What you should do |
For every entry, output the exact wording.
Start of Data records
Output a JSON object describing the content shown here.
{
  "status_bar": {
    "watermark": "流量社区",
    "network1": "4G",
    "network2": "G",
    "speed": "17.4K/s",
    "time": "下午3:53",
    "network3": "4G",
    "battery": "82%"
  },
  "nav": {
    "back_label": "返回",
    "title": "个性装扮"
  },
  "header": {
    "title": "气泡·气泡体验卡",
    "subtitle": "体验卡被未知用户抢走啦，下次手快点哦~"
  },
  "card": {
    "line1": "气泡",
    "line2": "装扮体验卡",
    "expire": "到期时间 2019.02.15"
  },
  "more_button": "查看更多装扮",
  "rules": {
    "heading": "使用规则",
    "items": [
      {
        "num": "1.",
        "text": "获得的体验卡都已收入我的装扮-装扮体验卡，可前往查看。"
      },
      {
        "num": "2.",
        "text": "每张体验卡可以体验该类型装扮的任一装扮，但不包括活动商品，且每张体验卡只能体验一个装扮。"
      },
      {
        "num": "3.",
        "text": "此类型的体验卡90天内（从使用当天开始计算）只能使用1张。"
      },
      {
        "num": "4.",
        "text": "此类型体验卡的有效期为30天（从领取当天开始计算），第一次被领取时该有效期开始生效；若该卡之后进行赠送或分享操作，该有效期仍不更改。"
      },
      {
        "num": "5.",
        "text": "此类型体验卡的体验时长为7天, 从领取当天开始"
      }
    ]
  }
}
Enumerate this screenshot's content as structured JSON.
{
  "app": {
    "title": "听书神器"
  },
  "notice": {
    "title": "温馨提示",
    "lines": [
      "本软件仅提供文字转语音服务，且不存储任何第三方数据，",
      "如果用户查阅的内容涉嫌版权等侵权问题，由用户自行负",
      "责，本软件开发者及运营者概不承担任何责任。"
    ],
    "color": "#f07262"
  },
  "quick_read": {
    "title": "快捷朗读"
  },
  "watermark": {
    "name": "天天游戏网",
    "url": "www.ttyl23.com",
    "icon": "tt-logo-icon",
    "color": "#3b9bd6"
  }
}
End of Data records
Answer to this exercise |
Output a JSON object describing the content shown here.
{
  "status_bar": {
    "watermark": "流量社区",
    "network1": "4G",
    "network2": "G",
    "speed": "17.4K/s",
    "time": "下午3:53",
    "network3": "4G",
    "battery": "82%"
  },
  "nav": {
    "back_label": "返回",
    "title": "个性装扮"
  },
  "header": {
    "title": "气泡·气泡体验卡",
    "subtitle": "体验卡被未知用户抢走啦，下次手快点哦~"
  },
  "card": {
    "line1": "气泡",
    "line2": "装扮体验卡",
    "expire": "到期时间 2019.02.15"
  },
  "more_button": "查看更多装扮",
  "rules": {
    "heading": "使用规则",
    "items": [
      {
        "num": "1.",
        "text": "获得的体验卡都已收入我的装扮-装扮体验卡，可前往查看。"
      },
      {
        "num": "2.",
        "text": "每张体验卡可以体验该类型装扮的任一装扮，但不包括活动商品，且每张体验卡只能体验一个装扮。"
      },
      {
        "num": "3.",
        "text": "此类型的体验卡90天内（从使用当天开始计算）只能使用1张。"
      },
      {
        "num": "4.",
        "text": "此类型体验卡的有效期为30天（从领取当天开始计算），第一次被领取时该有效期开始生效；若该卡之后进行赠送或分享操作，该有效期仍不更改。"
      },
      {
        "num": "5.",
        "text": "此类型体验卡的体验时长为7天, 从领取当天开始"
      }
    ]
  }
}
Enumerate this screenshot's content as structured JSON.
{
  "app": {
    "title": "听书神器"
  },
  "notice": {
    "title": "温馨提示",
    "lines": [
      "本软件仅提供文字转语音服务，且不存储任何第三方数据，",
      "如果用户查阅的内容涉嫌版权等侵权问题，由用户自行负",
      "责，本软件开发者及运营者概不承担任何责任。"
    ],
    "color": "#f07262"
  },
  "quick_read": {
    "title": "快捷朗读"
  },
  "watermark": {
    "name": "天天游戏网",
    "url": "www.ttyl23.com",
    "icon": "tt-logo-icon",
    "color": "#3b9bd6"
  }
}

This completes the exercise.